EXERCISE: Your answer is a copy of every line in the records where "ended" appears.

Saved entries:

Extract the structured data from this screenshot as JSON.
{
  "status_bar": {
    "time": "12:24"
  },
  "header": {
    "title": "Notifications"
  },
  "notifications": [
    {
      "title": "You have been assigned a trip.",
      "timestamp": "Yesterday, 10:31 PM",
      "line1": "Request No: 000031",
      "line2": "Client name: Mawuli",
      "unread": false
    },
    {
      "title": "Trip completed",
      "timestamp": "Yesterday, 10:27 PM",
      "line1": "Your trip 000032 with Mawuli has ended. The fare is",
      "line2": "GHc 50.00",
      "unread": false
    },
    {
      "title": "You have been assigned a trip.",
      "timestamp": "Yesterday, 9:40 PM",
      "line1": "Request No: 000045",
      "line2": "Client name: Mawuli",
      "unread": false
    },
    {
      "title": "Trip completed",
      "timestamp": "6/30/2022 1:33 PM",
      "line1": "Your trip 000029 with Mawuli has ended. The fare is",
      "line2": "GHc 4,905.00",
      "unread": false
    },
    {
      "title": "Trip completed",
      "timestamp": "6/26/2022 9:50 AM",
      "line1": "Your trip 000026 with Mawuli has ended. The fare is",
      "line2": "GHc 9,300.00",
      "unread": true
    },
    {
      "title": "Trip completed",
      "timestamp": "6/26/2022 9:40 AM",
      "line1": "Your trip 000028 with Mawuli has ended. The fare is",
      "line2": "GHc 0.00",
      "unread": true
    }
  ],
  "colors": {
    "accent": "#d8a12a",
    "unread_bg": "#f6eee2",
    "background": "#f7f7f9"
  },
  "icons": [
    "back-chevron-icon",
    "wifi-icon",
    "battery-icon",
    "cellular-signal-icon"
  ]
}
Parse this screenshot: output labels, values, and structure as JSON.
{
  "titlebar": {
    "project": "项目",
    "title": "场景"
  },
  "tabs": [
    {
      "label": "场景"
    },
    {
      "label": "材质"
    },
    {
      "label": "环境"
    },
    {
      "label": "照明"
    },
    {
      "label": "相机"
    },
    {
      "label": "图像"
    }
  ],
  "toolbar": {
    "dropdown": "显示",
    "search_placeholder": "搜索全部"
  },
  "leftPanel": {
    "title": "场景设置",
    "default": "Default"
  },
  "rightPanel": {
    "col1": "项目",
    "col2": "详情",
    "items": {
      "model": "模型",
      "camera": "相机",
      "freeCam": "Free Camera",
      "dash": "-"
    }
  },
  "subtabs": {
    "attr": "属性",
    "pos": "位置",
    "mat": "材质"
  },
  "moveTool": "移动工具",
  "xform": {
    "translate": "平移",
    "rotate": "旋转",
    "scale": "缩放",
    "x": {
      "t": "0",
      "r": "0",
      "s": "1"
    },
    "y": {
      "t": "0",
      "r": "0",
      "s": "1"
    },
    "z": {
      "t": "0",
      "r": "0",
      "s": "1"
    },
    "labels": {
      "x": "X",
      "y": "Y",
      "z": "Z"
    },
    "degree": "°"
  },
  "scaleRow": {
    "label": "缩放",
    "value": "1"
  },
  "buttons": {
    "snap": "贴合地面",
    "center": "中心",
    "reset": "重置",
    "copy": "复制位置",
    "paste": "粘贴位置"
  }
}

RESULT OF THIS EXERCISE:
      "line1": "Your trip 000032 with Mawuli has ended. The fare is",
      "line1": "Your trip 000029 with Mawuli has ended. The fare is",
      "line1": "Your trip 000026 with Mawuli has ended. The fare is",
      "line1": "Your trip 000028 with Mawuli has ended. The fare is",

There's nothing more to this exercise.